The Queen's Mary by Sarah Gristwood- Review
The Hidden Diary of Marie Antoinette- Review

I will say that this year I plan to read a lot more. I set my Goodreads goal at 30, but I think with the challenge if I plan ahead I'll do way more than that. I think by far my favorite book that I've read this year was Scythe by Neal Shusterman. There's a few of them that are a toss-up for the worst, but I'm not going to list them here.

Feel free to let me know what book was your favorite read of 2017 in the comments!

Sunday, December 31, 2017

Book Review of the Hidden Diary of Marie Antoinette by Carolly Erickson

Goodreads Summary: Imagine that, on the night before she is to die under the blade of the guillotine, Marie Antoinette leaves behind in her prison cell a diary telling the story of her life--from her privileged childhood as Austrian Archduchess to her years as glamorous mistress of Versailles to the heartbreak of imprisonment and humiliation during the French Revolution.
Carolly Erickson takes the reader deep into the psyche of France's doomed queen: her love affair with handsome Swedish diplomat Count Axel Fersen, who risked his life to save her; her fears on the terrifying night the Parisian mob broke into her palace bedroom intent on murdering her and her family; her harrowing attempted flight from France in disguise; her recapture and the grim months of harsh captivity; her agony when her beloved husband was guillotined, and her young son was torn from her arms, never to be seen again.

Erickson brilliantly captures the queen's voice, her hopes, her dreads, and her suffering. We follow, mesmerized, as she reveals every detail of her remarkable, eventful life--from her teenage years when she began keeping a diary to her final days when she awaited her own bloody appointment with the guillotine.

Goodreads Rating: 3.61 with over 5,000 ratings

Genre Listing: Historical Fiction, French Culture

Get the Book: AmazonBook Depository

Book Review:

Hello, Readers! I hope that everyone is enjoying their holiday season! I actually finished The Hidden Diary of Marie Antoinette about a week ago, but I'm really behind on the doing of things. Marie Antoinette is regrettably a queen I've not read much on. I'm trying to branch out into reading about different historical figures.

I really enjoyed The Hidden Diary of Marie Antoinette by Carolly Erickson. I felt that Erickson's depiction of Marie Antoinette was an interesting one. I found myself both hating Marie and feeling sorry for her. What little I knew of her definitely made her seem like a vain child, and I think that was shown really well here through her love of fashion and parties. On the other side of that, Marie Antoinette is depicted as trying to offer some sort of assistance to her people. I think that Erickson's version of Marie Antoinette's life shows a young queen trying to do what she can, but hindered by her husband's inability to rule.

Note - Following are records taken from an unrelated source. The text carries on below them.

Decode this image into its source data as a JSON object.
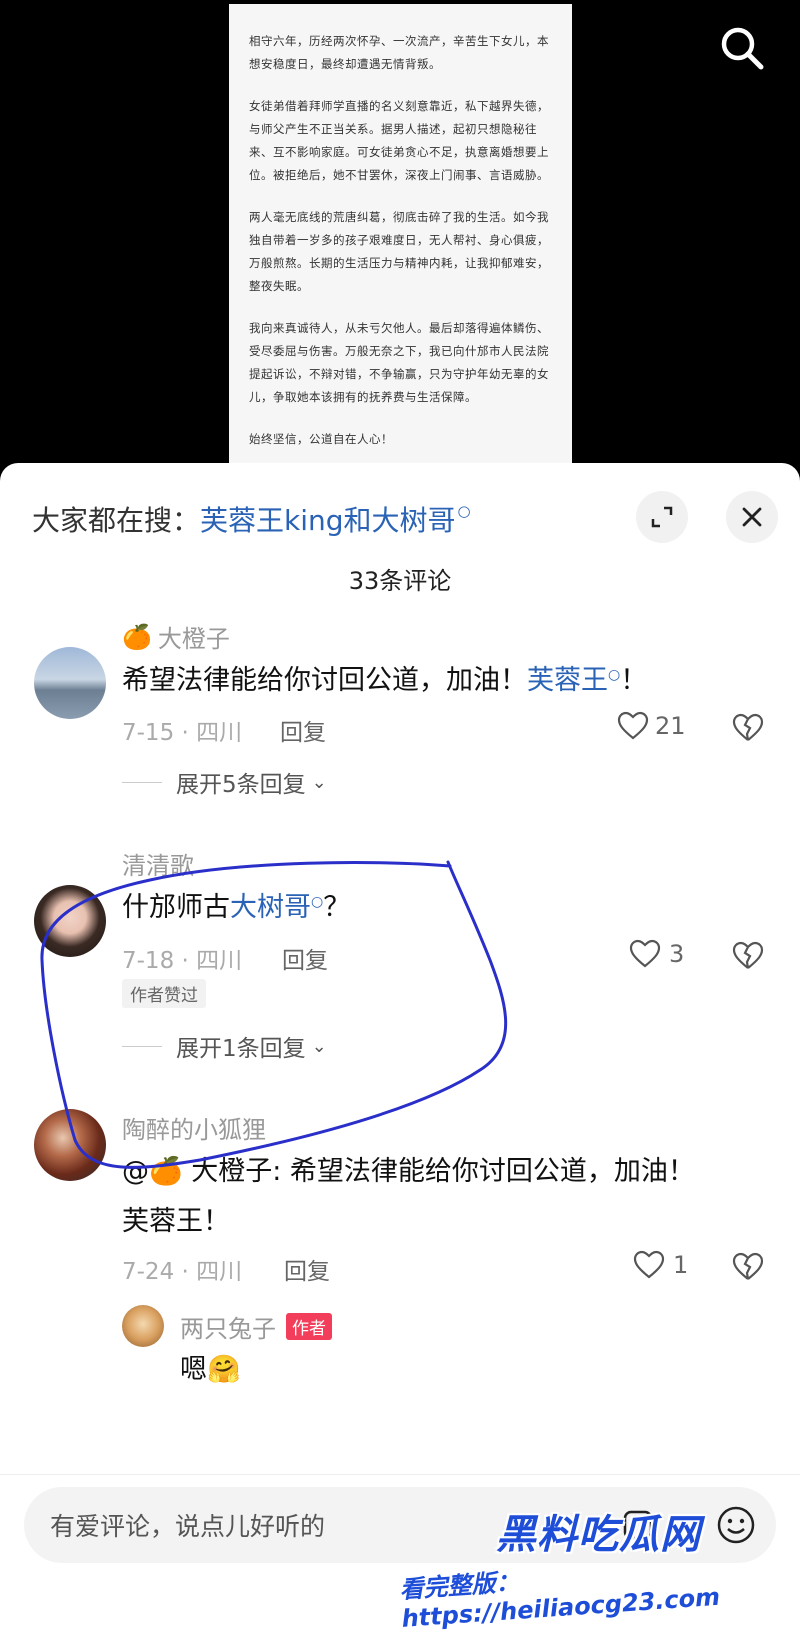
{
  "document": {
    "paragraphs": [
      "相守六年，历经两次怀孕、一次流产，辛苦生下女儿，本想安稳度日，最终却遭遇无情背叛。",
      "女徒弟借着拜师学直播的名义刻意靠近，私下越界失德，与师父产生不正当关系。据男人描述，起初只想隐秘往来、互不影响家庭。可女徒弟贪心不足，执意离婚想要上位。被拒绝后，她不甘罢休，深夜上门闹事、言语威胁。",
      "两人毫无底线的荒唐纠葛，彻底击碎了我的生活。如今我独自带着一岁多的孩子艰难度日，无人帮衬、身心俱疲，万般煎熬。长期的生活压力与精神内耗，让我抑郁难安，整夜失眠。",
      "我向来真诚待人，从未亏欠他人。最后却落得遍体鳞伤、受尽委屈与伤害。万般无奈之下，我已向什邡市人民法院提起诉讼，不辩对错，不争输赢，只为守护年幼无辜的女儿，争取她本该拥有的抚养费与生活保障。",
      "始终坚信，公道自在人心！"
    ]
  },
  "sheet": {
    "search_prefix": "大家都在搜：",
    "search_keyword": "芙蓉王king和大树哥",
    "comment_count": "33条评论"
  },
  "comments": [
    {
      "user": "大橙子",
      "user_emoji": "🍊",
      "text_before": "希望法律能给你讨回公道，加油！",
      "text_link": "芙蓉王",
      "text_after": "！",
      "date": "7-15 · 四川",
      "reply_label": "回复",
      "likes": "21",
      "expand": "展开5条回复"
    },
    {
      "user": "清清歌",
      "text_before": "什邡师古",
      "text_link": "大树哥",
      "text_after": "？",
      "date": "7-18 · 四川",
      "reply_label": "回复",
      "likes": "3",
      "badge": "作者赞过",
      "expand": "展开1条回复"
    },
    {
      "user": "陶醉的小狐狸",
      "text_line1": "@🍊 大橙子: 希望法律能给你讨回公道，加油！",
      "text_line2": "芙蓉王！",
      "date": "7-24 · 四川",
      "reply_label": "回复",
      "likes": "1"
    }
  ],
  "sub_reply": {
    "user": "两只兔子",
    "author_tag": "作者",
    "text": "嗯",
    "emoji": "🤗"
  },
  "input": {
    "placeholder": "有爱评论，说点儿好听的"
  },
  "watermark": {
    "line1": "黑料吃瓜网",
    "line2": "看完整版：https://heiliaocg23.com"
  },
  "colors": {
    "link": "#2a63b6",
    "author_tag": "#f33e5b",
    "annotation": "#2a2fc9"
  }
}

Based on this book, I'm inclined to believe that Louis had some severe anxiety issues, which led to his failure as a king and ruler. I'm wondering how true this actually was, or if it was just invented for the sake of this story. I did appreciate that even though Marie Antoinette obviously was not in love with him, she came across in the story as having a fondness for him and friendship with him. I also thought it was interesting how Marie's affair was depicted and how it sort of made her a tiny bit less shallow, and in a way was what led her to try and do more for her people (in her own way).

I'm having a love/hate relationship with the book being in diary style. On the one hand, it made it much easier to read, and quick to get through. On the other hand, some of the scenes didn't seem plausible for her to have her diary with her let alone write in it. I realize I'm being petty, and I mostly enjoyed the style so I won't overthink it. I do feel that it gave the story a more personal feel, I'd be curious to read more historical fictions in this setup.  I know that Carolly Erickson has several other Historical Fiction works, and I'm probably going to add most of them to my want to read list. I'd also be interested in reading a story following Marie and Louis's daughter after their deaths.